■ Exercise description ■
Every entry must be given again exactly as it is written.

------ Material for this task

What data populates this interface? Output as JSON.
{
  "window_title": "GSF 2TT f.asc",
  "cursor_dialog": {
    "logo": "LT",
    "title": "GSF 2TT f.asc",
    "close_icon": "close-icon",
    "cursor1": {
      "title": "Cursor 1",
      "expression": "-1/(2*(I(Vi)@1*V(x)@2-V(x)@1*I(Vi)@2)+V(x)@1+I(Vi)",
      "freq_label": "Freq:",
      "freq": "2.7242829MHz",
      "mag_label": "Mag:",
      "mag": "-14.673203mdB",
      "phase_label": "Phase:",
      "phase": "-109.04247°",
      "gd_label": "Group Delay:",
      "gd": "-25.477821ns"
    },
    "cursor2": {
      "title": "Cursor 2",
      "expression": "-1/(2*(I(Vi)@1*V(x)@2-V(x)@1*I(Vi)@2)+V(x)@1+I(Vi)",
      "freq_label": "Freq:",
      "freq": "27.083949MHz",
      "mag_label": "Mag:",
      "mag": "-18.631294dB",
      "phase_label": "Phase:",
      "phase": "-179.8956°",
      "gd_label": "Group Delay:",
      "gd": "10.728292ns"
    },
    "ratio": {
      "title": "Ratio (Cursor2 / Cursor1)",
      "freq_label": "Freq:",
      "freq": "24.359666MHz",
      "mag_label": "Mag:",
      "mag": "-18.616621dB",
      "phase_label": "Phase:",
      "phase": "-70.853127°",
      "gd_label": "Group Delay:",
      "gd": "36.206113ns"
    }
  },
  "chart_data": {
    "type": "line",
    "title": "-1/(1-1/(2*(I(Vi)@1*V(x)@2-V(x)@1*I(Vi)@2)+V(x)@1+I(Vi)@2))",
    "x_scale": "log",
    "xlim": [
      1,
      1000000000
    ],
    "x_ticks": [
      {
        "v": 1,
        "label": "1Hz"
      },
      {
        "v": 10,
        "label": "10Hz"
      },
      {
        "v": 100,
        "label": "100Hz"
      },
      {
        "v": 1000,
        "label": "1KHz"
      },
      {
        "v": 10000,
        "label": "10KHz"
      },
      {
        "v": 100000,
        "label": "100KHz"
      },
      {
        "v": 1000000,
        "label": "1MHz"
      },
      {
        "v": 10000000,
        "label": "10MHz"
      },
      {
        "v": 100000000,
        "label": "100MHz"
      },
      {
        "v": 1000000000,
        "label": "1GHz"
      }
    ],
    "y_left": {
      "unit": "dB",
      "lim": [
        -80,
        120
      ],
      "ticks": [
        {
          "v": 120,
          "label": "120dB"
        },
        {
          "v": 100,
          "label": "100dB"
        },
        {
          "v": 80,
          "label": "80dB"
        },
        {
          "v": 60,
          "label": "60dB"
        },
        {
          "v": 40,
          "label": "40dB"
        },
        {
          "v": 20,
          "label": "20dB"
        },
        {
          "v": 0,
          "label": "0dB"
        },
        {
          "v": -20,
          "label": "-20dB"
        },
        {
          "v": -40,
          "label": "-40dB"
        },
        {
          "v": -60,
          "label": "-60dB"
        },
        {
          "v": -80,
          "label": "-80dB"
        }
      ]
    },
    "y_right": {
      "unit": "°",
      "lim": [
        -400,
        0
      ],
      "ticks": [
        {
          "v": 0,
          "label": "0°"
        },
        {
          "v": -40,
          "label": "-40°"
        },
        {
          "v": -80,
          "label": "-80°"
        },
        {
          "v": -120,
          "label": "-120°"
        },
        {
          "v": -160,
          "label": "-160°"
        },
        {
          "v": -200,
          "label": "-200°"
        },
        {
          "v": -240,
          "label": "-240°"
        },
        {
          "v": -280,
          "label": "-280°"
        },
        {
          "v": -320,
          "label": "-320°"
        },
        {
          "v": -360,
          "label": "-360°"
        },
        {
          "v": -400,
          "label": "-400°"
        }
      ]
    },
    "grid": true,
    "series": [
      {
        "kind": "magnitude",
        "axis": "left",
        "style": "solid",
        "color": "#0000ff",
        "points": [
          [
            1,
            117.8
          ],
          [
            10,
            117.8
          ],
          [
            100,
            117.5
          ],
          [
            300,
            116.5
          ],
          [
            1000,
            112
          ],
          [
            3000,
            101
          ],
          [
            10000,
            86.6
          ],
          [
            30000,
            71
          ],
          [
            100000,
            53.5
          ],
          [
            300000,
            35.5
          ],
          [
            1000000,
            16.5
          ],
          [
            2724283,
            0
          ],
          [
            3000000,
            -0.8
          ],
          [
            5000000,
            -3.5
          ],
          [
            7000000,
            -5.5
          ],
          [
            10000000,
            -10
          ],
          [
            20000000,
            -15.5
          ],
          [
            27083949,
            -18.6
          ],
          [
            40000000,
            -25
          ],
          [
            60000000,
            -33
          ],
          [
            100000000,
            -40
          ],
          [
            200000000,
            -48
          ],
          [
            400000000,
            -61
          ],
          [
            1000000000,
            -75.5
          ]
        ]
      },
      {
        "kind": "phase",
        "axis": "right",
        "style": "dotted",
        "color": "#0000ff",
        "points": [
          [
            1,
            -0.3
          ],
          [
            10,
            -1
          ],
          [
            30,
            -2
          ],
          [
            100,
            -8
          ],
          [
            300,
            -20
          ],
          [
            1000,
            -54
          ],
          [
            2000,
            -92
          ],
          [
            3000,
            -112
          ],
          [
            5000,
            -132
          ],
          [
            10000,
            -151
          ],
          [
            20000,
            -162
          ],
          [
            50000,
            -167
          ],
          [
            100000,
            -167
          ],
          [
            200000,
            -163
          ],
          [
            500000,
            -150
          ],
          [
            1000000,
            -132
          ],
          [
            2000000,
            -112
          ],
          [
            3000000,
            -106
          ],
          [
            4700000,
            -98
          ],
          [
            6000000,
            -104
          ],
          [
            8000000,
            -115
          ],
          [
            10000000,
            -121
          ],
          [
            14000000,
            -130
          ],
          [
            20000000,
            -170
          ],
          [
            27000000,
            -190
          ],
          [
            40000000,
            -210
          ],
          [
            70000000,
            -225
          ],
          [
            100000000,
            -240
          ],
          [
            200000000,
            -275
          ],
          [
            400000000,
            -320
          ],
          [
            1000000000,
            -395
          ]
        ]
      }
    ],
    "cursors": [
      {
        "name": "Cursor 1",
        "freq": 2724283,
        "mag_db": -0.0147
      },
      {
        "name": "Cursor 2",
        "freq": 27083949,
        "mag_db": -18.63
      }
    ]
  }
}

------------

■ Solution for this exercise ■
What data populates this interface? Output as JSON.
{
  "window_title": "GSF 2TT f.asc",
  "cursor_dialog": {
    "logo": "LT",
    "title": "GSF 2TT f.asc",
    "close_icon": "close-icon",
    "cursor1": {
      "title": "Cursor 1",
      "expression": "-1/(2*(I(Vi)@1*V(x)@2-V(x)@1*I(Vi)@2)+V(x)@1+I(Vi)",
      "freq_label": "Freq:",
      "freq": "2.7242829MHz",
      "mag_label": "Mag:",
      "mag": "-14.673203mdB",
      "phase_label": "Phase:",
      "phase": "-109.04247°",
      "gd_label": "Group Delay:",
      "gd": "-25.477821ns"
    },
    "cursor2": {
      "title": "Cursor 2",
      "expression": "-1/(2*(I(Vi)@1*V(x)@2-V(x)@1*I(Vi)@2)+V(x)@1+I(Vi)",
      "freq_label": "Freq:",
      "freq": "27.083949MHz",
      "mag_label": "Mag:",
      "mag": "-18.631294dB",
      "phase_label": "Phase:",
      "phase": "-179.8956°",
      "gd_label": "Group Delay:",
      "gd": "10.728292ns"
    },
    "ratio": {
      "title": "Ratio (Cursor2 / Cursor1)",
      "freq_label": "Freq:",
      "freq": "24.359666MHz",
      "mag_label": "Mag:",
      "mag": "-18.616621dB",
      "phase_label": "Phase:",
      "phase": "-70.853127°",
      "gd_label": "Group Delay:",
      "gd": "36.206113ns"
    }
  },
  "chart_data": {
    "type": "line",
    "title": "-1/(1-1/(2*(I(Vi)@1*V(x)@2-V(x)@1*I(Vi)@2)+V(x)@1+I(Vi)@2))",
    "x_scale": "log",
    "xlim": [
      1,
      1000000000
    ],
    "x_ticks": [
      {
        "v": 1,
        "label": "1Hz"
      },
      {
        "v": 10,
        "label": "10Hz"
      },
      {
        "v": 100,
        "label": "100Hz"
      },
      {
        "v": 1000,
        "label": "1KHz"
      },
      {
        "v": 10000,
        "label": "10KHz"
      },
      {
        "v": 100000,
        "label": "100KHz"
      },
      {
        "v": 1000000,
        "label": "1MHz"
      },
      {
        "v": 10000000,
        "label": "10MHz"
      },
      {
        "v": 100000000,
        "label": "100MHz"
      },
      {
        "v": 1000000000,
        "label": "1GHz"
      }
    ],
    "y_left": {
      "unit": "dB",
      "lim": [
        -80,
        120
      ],
      "ticks": [
        {
          "v": 120,
          "label": "120dB"
        },
        {
          "v": 100,
          "label": "100dB"
        },
        {
          "v": 80,
          "label": "80dB"
        },
        {
          "v": 60,
          "label": "60dB"
        },
        {
          "v": 40,
          "label": "40dB"
        },
        {
          "v": 20,
          "label": "20dB"
        },
        {
          "v": 0,
          "label": "0dB"
        },
        {
          "v": -20,
          "label": "-20dB"
        },
        {
          "v": -40,
          "label": "-40dB"
        },
        {
          "v": -60,
          "label": "-60dB"
        },
        {
          "v": -80,
          "label": "-80dB"
        }
      ]
    },
    "y_right": {
      "unit": "°",
      "lim": [
        -400,
        0
      ],
      "ticks": [
        {
          "v": 0,
          "label": "0°"
        },
        {
          "v": -40,
          "label": "-40°"
        },
        {
          "v": -80,
          "label": "-80°"
        },
        {
          "v": -120,
          "label": "-120°"
        },
        {
          "v": -160,
          "label": "-160°"
        },
        {
          "v": -200,
          "label": "-200°"
        },
        {
          "v": -240,
          "label": "-240°"
        },
        {
          "v": -280,
          "label": "-280°"
        },
        {
          "v": -320,
          "label": "-320°"
        },
        {
          "v": -360,
          "label": "-360°"
        },
        {
          "v": -400,
          "label": "-400°"
        }
      ]
    },
    "grid": true,
    "series": [
      {
        "kind": "magnitude",
        "axis": "left",
        "style": "solid",
        "color": "#0000ff",
        "points": [
          [
            1,
            117.8
          ],
          [
            10,
            117.8
          ],
          [
            100,
            117.5
          ],
          [
            300,
            116.5
          ],
          [
            1000,
            112
          ],
          [
            3000,
            101
          ],
          [
            10000,
            86.6
          ],
          [
            30000,
            71
          ],
          [
            100000,
            53.5
          ],
          [
            300000,
            35.5
          ],
          [
            1000000,
            16.5
          ],
          [
            2724283,
            0
          ],
          [
            3000000,
            -0.8
          ],
          [
            5000000,
            -3.5
          ],
          [
            7000000,
            -5.5
          ],
          [
            10000000,
            -10
          ],
          [
            20000000,
            -15.5
          ],
          [
            27083949,
            -18.6
          ],
          [
            40000000,
            -25
          ],
          [
            60000000,
            -33
          ],
          [
            100000000,
            -40
          ],
          [
            200000000,
            -48
          ],
          [
            400000000,
            -61
          ],
          [
            1000000000,
            -75.5
          ]
        ]
      },
      {
        "kind": "phase",
        "axis": "right",
        "style": "dotted",
        "color": "#0000ff",
        "points": [
          [
            1,
            -0.3
          ],
          [
            10,
            -1
          ],
          [
            30,
            -2
          ],
          [
            100,
            -8
          ],
          [
            300,
            -20
          ],
          [
            1000,
            -54
          ],
          [
            2000,
            -92
          ],
          [
            3000,
            -112
          ],
          [
            5000,
            -132
          ],
          [
            10000,
            -151
          ],
          [
            20000,
            -162
          ],
          [
            50000,
            -167
          ],
          [
            100000,
            -167
          ],
          [
            200000,
            -163
          ],
          [
            500000,
            -150
          ],
          [
            1000000,
            -132
          ],
          [
            2000000,
            -112
          ],
          [
            3000000,
            -106
          ],
          [
            4700000,
            -98
          ],
          [
            6000000,
            -104
          ],
          [
            8000000,
            -115
          ],
          [
            10000000,
            -121
          ],
          [
            14000000,
            -130
          ],
          [
            20000000,
            -170
          ],
          [
            27000000,
            -190
          ],
          [
            40000000,
            -210
          ],
          [
            70000000,
            -225
          ],
          [
            100000000,
            -240
          ],
          [
            200000000,
            -275
          ],
          [
            400000000,
            -320
          ],
          [
            1000000000,
            -395
          ]
        ]
      }
    ],
    "cursors": [
      {
        "name": "Cursor 1",
        "freq": 2724283,
        "mag_db": -0.0147
      },
      {
        "name": "Cursor 2",
        "freq": 27083949,
        "mag_db": -18.63
      }
    ]
  }
}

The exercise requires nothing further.